groups of logically related business functions and activities, independent
of organization structure. The term was Invented as part a planning methodology
called information engineering.
This definition requires some clarification. Business
areas define major functions of the business, for example, PROCESS AND FILL
ORDERS. Several organization units may play a role in any given business
area. For example, the processing and filling of orders normally requires
activity in at least the following organization units: Sales, Order Processing,
Accounts Receivable, Warehousing, and Shipping. Ideally, information systems
should be built around the integration of these units' activities as they
relate to the common business function-in this case, processing and filling
Business areas are usually prioritized according to their perceived importance
and value to the business- The next planning phase deals with one business
area at a time (in order of priority).
The planning project could be terminated due to a lack of either funds or
management commitment. Even if this happens, you still have the information
architecture to guide future systems development. Alternatively, the project
can continue to the next phase, business area analysis.
The information architecture is a good high-level
IS plan. But some IS shops seek to further refine that plan to define specific
systems development projects. Thus, the next phase of systems planning is
to evaluate business area(s) to identify and prioritize specific development
projects. A project may trigger development of any of the following:
1. A network-subsequent projects would build databases
and/or applications around that network.
2. A database-subsequent projects would build applications around that database.
3. An information systems application-which may include building an applications-oriented
database or network if a network or database Is not completed first.
Business area analysis (BAA)
can be a time-consuming phase that takes six months or longer (per business
area) to complete. But many companies are willing to spend that time to
ultimately develop highly integrated information systems around their business
areas. Because BAA takes so long, most businesses analyze only one or two
areas at a time, preferably those identified as most crucial in the strategic
Note One challenge
facing those organizations that analyze business areas is simply keeping
up with application demand. For any given business area, the planing analysts
may identify several applications development projects. While Systems analysts
and applications programmers tackle those projects, the planning analysts
generally move on to another business area, defining still more projects,
and so forth. The growth in planned projects can easily exceed resources
for those developing the applications. Fortunately, modern systems development
technology offers some hope for keeping up with this demand.
Once again, this phase is facilitated by the same
planning analysts who facilitated development of the information architecture.
Systems analysts who will ultimately develop the applications are also frequently
added to the team. Although most executive managers are excused from the
phase, all managers in the specific business area must be involved in order
to identify the applications
needed and prioritize the projects to develop those applications. Some system
users may also become involved.
The key inputs are the Information systems plans and business area(s) from
the previous phase.

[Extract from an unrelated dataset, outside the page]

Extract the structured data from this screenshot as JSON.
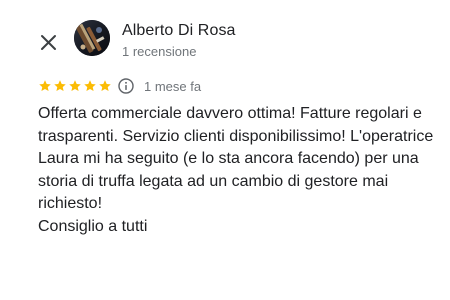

Additionally, the analyst collects facts and opinions
from appropriate system owners and system users.
The key deliverable of the phase is planned applications development projects
that will eventually be passed onto systems analysis. This deliverable will
normally include documentation that can serve as a useful first draft for
many systems analysis deliverables. The plan often calls for rather dramatic
changes to how the business area will conduct business (fewer people, less
There is no feasibility/scope checkpoint at the end of the phase. Why? The
planning process has defined and prioritized projects. Only one question
re mains: When do we (can we) commit resources to the development of those
This completes our survey of the systems planning phases. As a closing note,
detailed coverage of systems planning is not generally included in the first
systems analysis and design course. At some point it will probably become